Start of Block

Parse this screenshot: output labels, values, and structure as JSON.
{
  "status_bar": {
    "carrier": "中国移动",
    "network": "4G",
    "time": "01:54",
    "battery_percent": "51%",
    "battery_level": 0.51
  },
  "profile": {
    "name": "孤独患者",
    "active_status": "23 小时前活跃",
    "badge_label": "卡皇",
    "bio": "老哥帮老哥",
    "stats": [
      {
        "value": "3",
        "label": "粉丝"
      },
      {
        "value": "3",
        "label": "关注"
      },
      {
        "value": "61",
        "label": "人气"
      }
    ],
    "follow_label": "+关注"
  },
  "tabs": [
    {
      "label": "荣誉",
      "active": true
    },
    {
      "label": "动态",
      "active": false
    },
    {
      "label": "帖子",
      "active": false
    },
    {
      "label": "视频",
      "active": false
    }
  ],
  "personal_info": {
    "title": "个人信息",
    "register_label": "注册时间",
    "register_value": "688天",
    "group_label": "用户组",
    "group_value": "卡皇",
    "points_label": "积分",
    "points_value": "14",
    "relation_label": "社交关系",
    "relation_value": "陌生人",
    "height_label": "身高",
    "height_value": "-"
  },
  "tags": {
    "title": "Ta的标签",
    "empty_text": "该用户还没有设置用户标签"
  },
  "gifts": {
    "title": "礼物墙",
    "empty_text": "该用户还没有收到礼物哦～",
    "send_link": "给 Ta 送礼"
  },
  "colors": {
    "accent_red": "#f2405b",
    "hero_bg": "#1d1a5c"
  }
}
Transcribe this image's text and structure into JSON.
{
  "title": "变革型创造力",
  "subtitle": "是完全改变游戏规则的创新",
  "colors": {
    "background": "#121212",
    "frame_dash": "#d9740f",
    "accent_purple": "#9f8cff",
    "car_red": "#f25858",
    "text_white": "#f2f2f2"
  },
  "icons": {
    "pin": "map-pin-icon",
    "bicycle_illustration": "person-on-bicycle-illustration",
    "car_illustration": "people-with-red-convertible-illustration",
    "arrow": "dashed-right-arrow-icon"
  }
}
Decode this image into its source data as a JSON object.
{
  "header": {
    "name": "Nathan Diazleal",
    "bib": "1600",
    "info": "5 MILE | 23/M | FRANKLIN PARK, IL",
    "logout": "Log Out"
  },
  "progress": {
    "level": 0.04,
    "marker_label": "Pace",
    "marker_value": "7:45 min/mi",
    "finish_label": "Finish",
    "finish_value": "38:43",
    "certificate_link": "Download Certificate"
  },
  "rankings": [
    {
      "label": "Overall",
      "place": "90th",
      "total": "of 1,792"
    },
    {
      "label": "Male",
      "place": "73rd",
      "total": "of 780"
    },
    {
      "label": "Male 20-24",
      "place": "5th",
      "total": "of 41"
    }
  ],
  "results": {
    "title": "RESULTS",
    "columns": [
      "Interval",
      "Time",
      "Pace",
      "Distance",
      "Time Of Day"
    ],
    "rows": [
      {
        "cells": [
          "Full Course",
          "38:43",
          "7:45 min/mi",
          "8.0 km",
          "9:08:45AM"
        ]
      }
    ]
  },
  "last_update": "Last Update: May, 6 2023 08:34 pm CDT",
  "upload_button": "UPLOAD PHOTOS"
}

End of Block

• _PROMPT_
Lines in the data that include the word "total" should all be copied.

• _REPLY_
      "total": "of 1,792"
      "total": "of 780"
      "total": "of 41"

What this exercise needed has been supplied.